Living with Bats

hibernating little brown bat
Photo credit: Simon Dodsworth - NHIC Archive

Eight kinds of bats live in Ontario.  The most common are the little brown bat and the big brown bat. The less common species are the eastern pipistrelle, silver-haired, hoary, red, small-footed and northern long-eared.

 

Bats hibernate from November to March. The big brown bat is the most likely species to hibernate in buildings like houses and barns.

 

In the summer, bats may select attics for raising their young. Bats can squeeze through very tiny spaces (as narrow as six millimetres). This is how they access many roosting areas.

 

Bats eat insects. One bat can consume hundreds of flying insects each night during the summer. They locate food by using echolocation – bats send out signals and when the echo of that signal bounces back to them, they can identify where objects are located.

 

Owls prey on bats at night. During the day, snakes or raccoons may prey on bats while they are roosting.

 

Conflicts happen

 

Bats can cause concern when they become unwanted guests in an attic, inside a wall of a home or inside the home itself.
 
Please keep in mind…

 

Wild animals have the same basic needs as humans – food, water and shelter. Sometimes, humans and wild creatures come into conflict when animals are trying to meet their basic needs. Often, conflicts can be prevented if we're willing to make small changes to how we think and act.

 

People and wild animals live side by side in Ontario. We all share responsibility for preventing and handling human-wildlife conflicts. If you must take action against wildlife, please consider all your options and follow all relevant laws and regulations.

 

 

Conflicts with Bats

 

How Can I Prevent Conflicts?

 

Bat-proof your home 

  • Assess sites where bats may get into your home, including chimneys, joints, at building corners, where pipes penetrate ceilings or walls in attics, between porches/additions and the main structure, between shingles or where walls meet eaves.
  • From October to March, when bats are hibernating elsewhere, or after you are sure no bats are roosting in the attic, seal all potential entry holes.

 

If a bat is roosting in your home 

  • If you find a bat in your home and there was no human or animal contact, try to confine the bat to one room, turn out the lights and open a window.
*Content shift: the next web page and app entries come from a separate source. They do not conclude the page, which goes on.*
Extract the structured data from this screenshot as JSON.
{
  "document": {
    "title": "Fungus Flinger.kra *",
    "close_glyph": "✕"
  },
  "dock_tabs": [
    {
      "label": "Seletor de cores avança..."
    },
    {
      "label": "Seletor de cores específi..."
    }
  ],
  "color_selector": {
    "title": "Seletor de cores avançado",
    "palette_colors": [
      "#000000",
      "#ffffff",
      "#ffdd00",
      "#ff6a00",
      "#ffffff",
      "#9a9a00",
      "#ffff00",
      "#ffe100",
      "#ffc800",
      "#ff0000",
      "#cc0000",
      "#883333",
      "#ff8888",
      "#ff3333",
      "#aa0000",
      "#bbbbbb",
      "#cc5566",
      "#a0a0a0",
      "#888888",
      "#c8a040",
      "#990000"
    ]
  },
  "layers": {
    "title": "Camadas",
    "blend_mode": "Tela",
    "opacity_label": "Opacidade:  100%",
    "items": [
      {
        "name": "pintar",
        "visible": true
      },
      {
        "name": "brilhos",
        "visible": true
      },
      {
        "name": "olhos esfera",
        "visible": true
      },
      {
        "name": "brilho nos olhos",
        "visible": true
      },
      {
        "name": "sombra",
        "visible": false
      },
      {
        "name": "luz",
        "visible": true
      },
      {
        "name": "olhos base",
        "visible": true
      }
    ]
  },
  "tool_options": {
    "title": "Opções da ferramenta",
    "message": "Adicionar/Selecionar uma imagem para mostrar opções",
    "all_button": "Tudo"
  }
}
The bat should fly out early in the evening.
  • Encourage bats to leave by shining bright lights, pointing a fan or playing loud music in their roost site.
  • Begin the harassment process shortly before dark and keep it in place day and night.
  • Use ultrasonic devices which emit sounds that bats don't like but are inaudible to humans. These devices, which are available online, are placed in an area with the roosting bats.
  • Call a local wildlife control agent for assistance with bat problems.

 

How Can I Handle a Conflict?

 

If you have direct contact with a bat 

  • Always wear gloves and other protective clothing when bats are present.
  • Warn children to stay away from bats and to report any contact with them.
  • Although the percentage of rabid bats is very low in Ontario, any bat encountered should be considered rabid unless captured and proven otherwise.
  • If anyone has had direct contact with a bat, the bat should be safely captured and not released. Contact your local public health unit or your doctor for assistance in evaluating potential rabies risk and submitting the bat for testing.
  • Report any unusual bat deaths to the Canadian Cooperative Wildlife Health Centre at 1-866-673-4781 or the Natural Resources Information Centre at 1-800-667-1940.

 

Lethal action is a last resort 

  • Never trap bats inside a structure; this is needlessly cruel to the bats and can create a serious odour problem.
  • A landowner may humanely kill or trap bats that are damaging or about to damage their property. Firearm regulations and bylaws must be followed.
  • You may also hire an agent to act on your behalf. 

 

For more information and assistance…

To locate a local wildlife control agent…
• Speak with your neighbours, family, and friends.  Look for "animal control" in your phone book or online.

For information on bats…
• Call your local Ministry of Natural Resources office or the Natural Resources Information Centre at 1-800-667-1940.
• Check out Hinterland Who's Who
• Learn about bat ecology on the MNR website
• Learn about White Nose Syndrome in bats on the MNR website

For information on how to prevent conflicts with bats…
• Ontario Society for the Prevention of Cruelty to Animals (PDF, 313 KB)
• City of Ottawa

 

 

 

Return to Living with Wildlife Species Fact Sheets list.

 

 

 

Bats are the only mammals that can fly. Their wings are folds of skin stretched between elongated finger bones, the sides of the body, the hind limbs and the tail.